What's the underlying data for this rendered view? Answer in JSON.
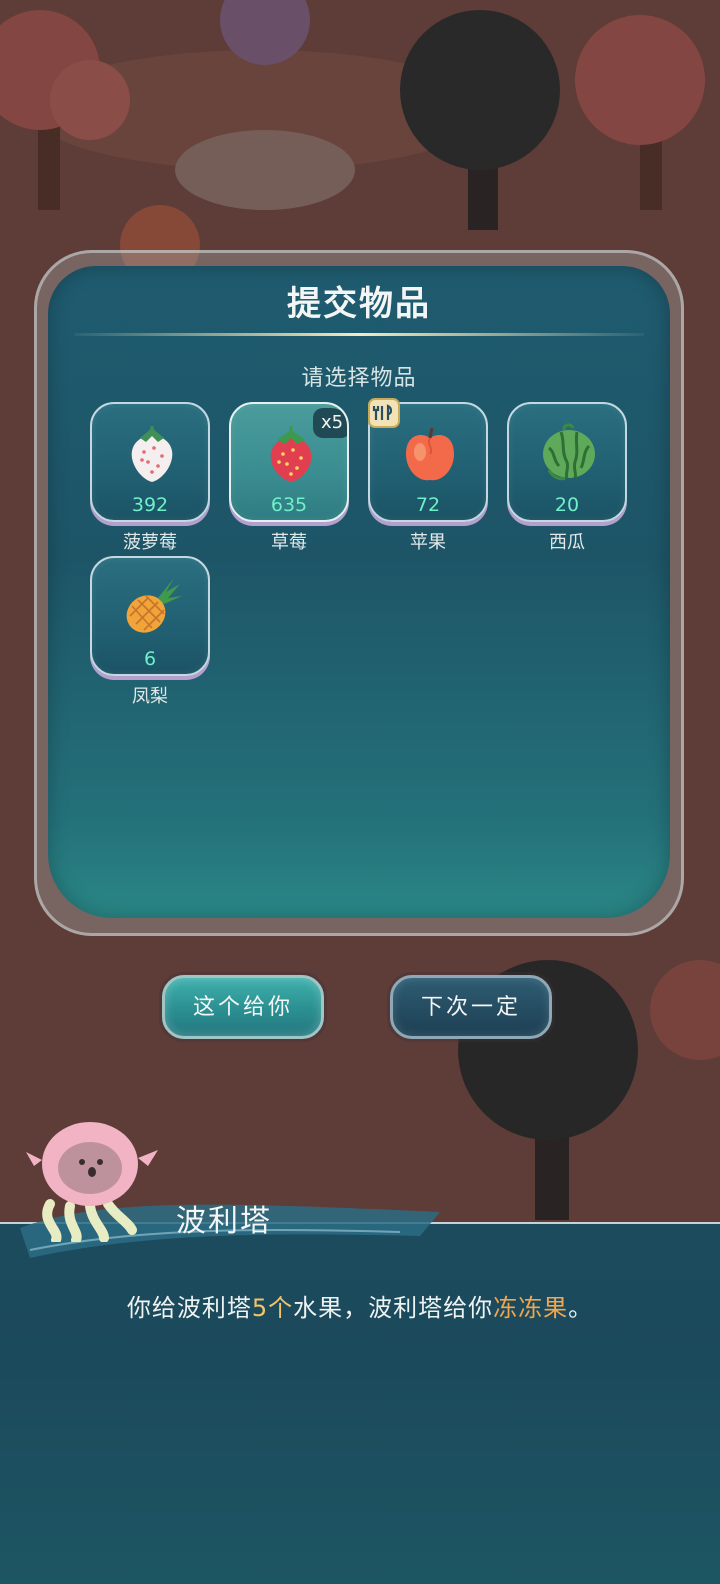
{
  "panel": {
    "title": "提交物品",
    "subtitle": "请选择物品"
  },
  "items": [
    {
      "name": "菠萝莓",
      "count": "392",
      "icon": "white-strawberry-icon"
    },
    {
      "name": "草莓",
      "count": "635",
      "icon": "strawberry-icon",
      "selected_badge": "x5"
    },
    {
      "name": "苹果",
      "count": "72",
      "icon": "apple-icon",
      "badge_icon": "fork-knife-icon"
    },
    {
      "name": "西瓜",
      "count": "20",
      "icon": "watermelon-icon"
    },
    {
      "name": "凤梨",
      "count": "6",
      "icon": "pineapple-icon"
    }
  ],
  "buttons": {
    "give": "这个给你",
    "later": "下次一定"
  },
  "dialog": {
    "speaker": "波利塔",
    "line_part1": "你给波利塔",
    "line_number": "5个",
    "line_part2": "水果，波利塔给你",
    "line_item": "冻冻果",
    "line_end": "。"
  },
  "colors": {
    "count_text": "#6ff0c8",
    "highlight_number": "#f2c46b",
    "highlight_item": "#f2a64e",
    "panel_teal": "#1f5b6f"
  }
}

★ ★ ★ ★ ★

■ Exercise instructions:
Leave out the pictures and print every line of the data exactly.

■ Task output:
What's the underlying data for this rendered view? Answer in JSON.
{
  "panel": {
    "title": "提交物品",
    "subtitle": "请选择物品"
  },
  "items": [
    {
      "name": "菠萝莓",
      "count": "392",
      "icon": "white-strawberry-icon"
    },
    {
      "name": "草莓",
      "count": "635",
      "icon": "strawberry-icon",
      "selected_badge": "x5"
    },
    {
      "name": "苹果",
      "count": "72",
      "icon": "apple-icon",
      "badge_icon": "fork-knife-icon"
    },
    {
      "name": "西瓜",
      "count": "20",
      "icon": "watermelon-icon"
    },
    {
      "name": "凤梨",
      "count": "6",
      "icon": "pineapple-icon"
    }
  ],
  "buttons": {
    "give": "这个给你",
    "later": "下次一定"
  },
  "dialog": {
    "speaker": "波利塔",
    "line_part1": "你给波利塔",
    "line_number": "5个",
    "line_part2": "水果，波利塔给你",
    "line_item": "冻冻果",
    "line_end": "。"
  },
  "colors": {
    "count_text": "#6ff0c8",
    "highlight_number": "#f2c46b",
    "highlight_item": "#f2a64e",
    "panel_teal": "#1f5b6f"
  }
}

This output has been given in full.